• Valiants (sung to the tune of the Beach Boys "Barbara Ann"). Carter, true to his word, put solar water heaters on the White House roof. During the next few years, two large elds of parabolic troughs, SEGS I and II (for Solar Electric Generating Station) were installed about 160 miles southwest of Las Vegas, near Daggett, California. ey were followed by seven more plants nearby, at Kramer Junction and beside waterless Harper Lake. e plants are still operating--- about a million mirrors in all on some 1,600 acres with a combined power of 354 megawatts. From afar they look like mirages. e momentum didn t last. As the economy adjusted to the Ira- nian oil shock, fuel prices fell. With the sense of urgency reduced, along with the research dollars, solar remained a minor factor in the energy equation. e SEGS plants were still being built when President Ronald Reagan took the solar water heaters o the White House roof. e rst solar revolution zzled.

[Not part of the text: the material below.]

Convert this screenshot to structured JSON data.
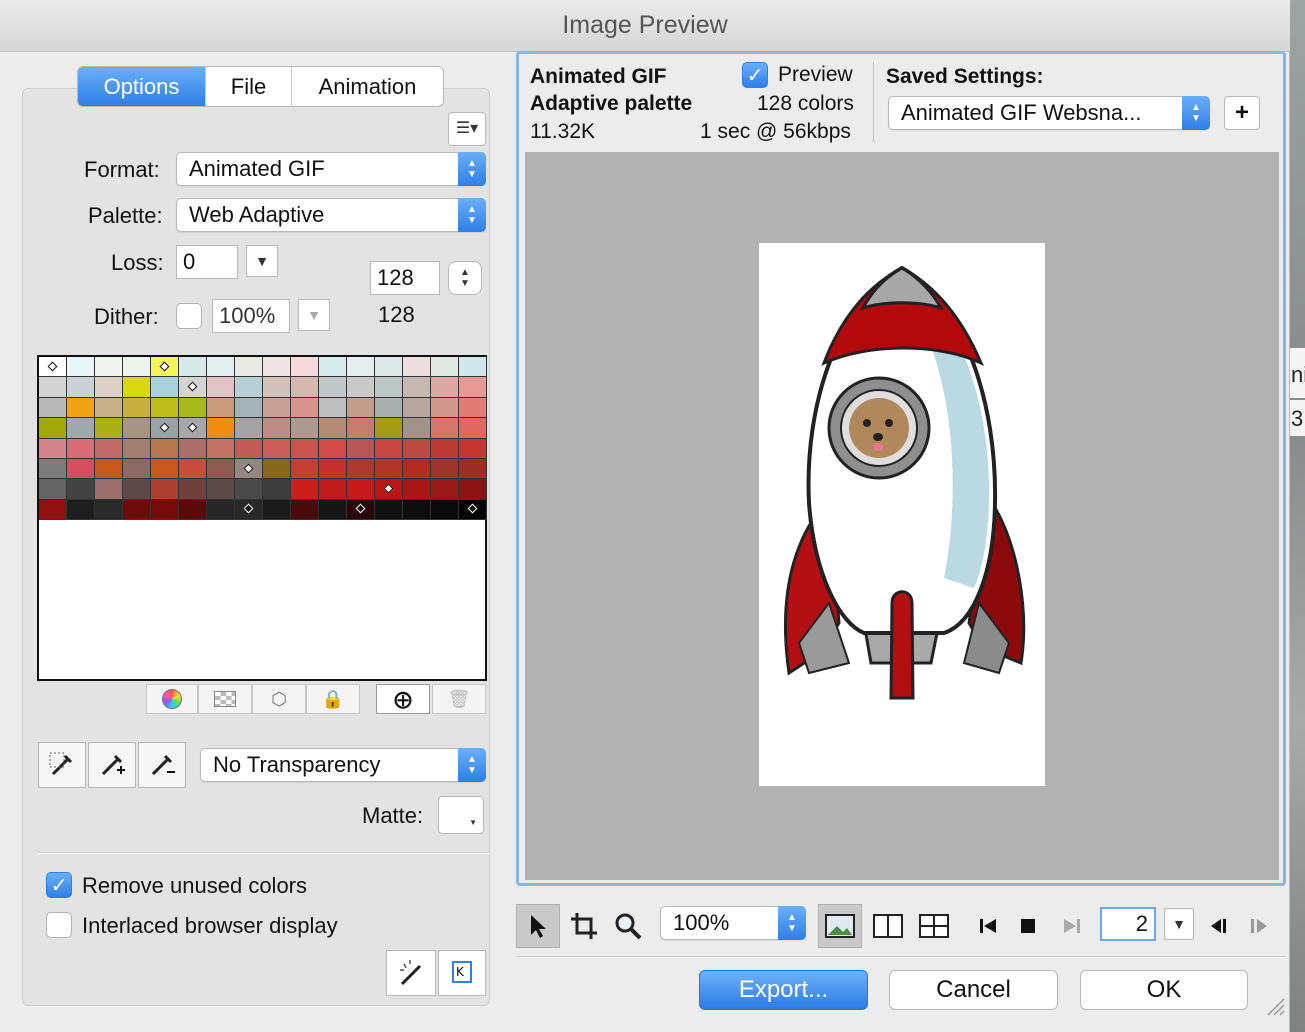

Two decades later, a new solar revolution may be ready to begin. , the National Renewable Energy Laboratory (NREL) in Golden, Colorado---the government s primary research center for solar, wind, hydrogen, and other alter- native fuels---is bracing for a resurgence. When I visited last fall, a new research campus and headquarters were under construction against the side of a mountain outside Golden. Five acres of photo- voltaic panels on top of the mesa will feed the labs and o ces below. at may be just the beginning. Once treated by the government as something of a stepchild, NREL is bene ting from the extra money the Obama Administration is devoting to renewable energy. "Right now solar is such a small fraction of U.S. electricity production that it s measured in tenths of a percent," said Robert Hawsey, an associate director of the lab. "But that s expected to grow. Ten to 20 percent of the nation s peak electricity demand could be provided by solar energy by 2030." But not without government help (see story, page 52). Nevada Solar One would never have been built if the state had not set a deadline requiring utilities to generate 20 percent of their power from renewable sources by 2015. (More than two dozen states now have "renewable-portfolio standards," and earlier this year Con- gress was debating a federal one.) During peak demand---a hot a ernoon in Las Vegas, when production costs are highest---the solar plant s electricity is almost as cheap as that of its gas- red neighbor. But that s only because a 30 percent federal tax credit helped o set its construction costs. Aiming to bring down costs and reduce the need for incentives, NREL s engineers are studying mirrors made from lightweight poly- mers instead of glass and receiving tubes that will absorb more sun- light and lose less heat. ey re also working on solar power s biggest problem: how to store some of the heat produced during daylight If photovoltaic panels covered just three-tenths of a percent of the United States, a 100-by-100-mile square, they could power the entire country.